1. Edweena (9:29)
2. The Making Of A Soul (9:59)
3. Ship's A'going Down (6:34)
4. Never Known Questions (7:00)
5. Epilogue (2:21)

 Just to give a sense of the tone of the album, here are the lyrics for the first song:

Edweena

Chorus:
Coming into column nation is a gracious thing
A stirring and a whirring and a broken widow(er)'s pain;
It's causing easy ought to just leave a lust alone
But when a friend has shrunken skin where do you throw the bone?
(The matter that's been spoken to's a fragrant little thing
It's open and was known to need a token diamond ring.)

Young Girl:
Investing space without a place;
Confusing grace with outer space.
Chorus:
To please the breeze you freeze the seize,
Combat disease and bend the knees;
And if explicit matters naught,
Extend the grin -- but don't get caught.
Now Uncle Remus, Uncle Remus, where have you been we say
(We saw the end of Uncle mend and turn into into today).
But now they say there's room no more for such a friendly friendly whore

Uncle Remus:
Yes, Easter Island isn't my land coming home once more.

Chorus:
But a sentence existing inside of a rhyme
Is only just a token left spoken in time

Uncle Remus:
Can tomorrow be more than the end of today?

Young Girl:
Or do posies just bloom for the feel of a may?
Investing space without a place;
Confusing grace with outer space.

Chorus:
The way is a never for severing two,
(For) beginnings are endings for all but a few.
 

The music is even weirder than the lyrics and I love it. If you're interested, you can hear Edweena on YouTube, as well as selections from Vileness Fats.

What a wild, whacky and wonderful time the new wave era was. Boy, do I miss it and my dream studio.

The entire collection is for sale. Interested? Contact Styrous®

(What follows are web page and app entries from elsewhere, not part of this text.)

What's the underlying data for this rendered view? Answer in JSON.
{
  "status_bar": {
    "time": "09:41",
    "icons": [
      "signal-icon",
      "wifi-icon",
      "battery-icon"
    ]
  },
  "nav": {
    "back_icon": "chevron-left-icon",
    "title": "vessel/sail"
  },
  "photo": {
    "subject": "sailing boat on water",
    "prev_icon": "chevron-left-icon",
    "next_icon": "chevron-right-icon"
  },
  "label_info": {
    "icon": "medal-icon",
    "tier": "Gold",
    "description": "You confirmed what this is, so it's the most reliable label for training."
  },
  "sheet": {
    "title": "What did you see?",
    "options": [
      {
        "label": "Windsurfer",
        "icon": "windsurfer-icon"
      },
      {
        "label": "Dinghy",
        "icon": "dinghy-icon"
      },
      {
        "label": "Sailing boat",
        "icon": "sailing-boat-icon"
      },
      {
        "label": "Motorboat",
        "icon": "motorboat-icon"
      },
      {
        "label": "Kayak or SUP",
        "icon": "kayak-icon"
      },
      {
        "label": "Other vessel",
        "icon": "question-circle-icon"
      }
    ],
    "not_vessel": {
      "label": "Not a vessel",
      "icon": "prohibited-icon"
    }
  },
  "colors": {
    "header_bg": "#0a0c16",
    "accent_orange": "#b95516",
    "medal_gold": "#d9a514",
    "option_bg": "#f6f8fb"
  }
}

Styrous - January 24, 2013

No comments:

Post a Comment

Comments are moderated before they are posted, so do not appear immediately. Thank you.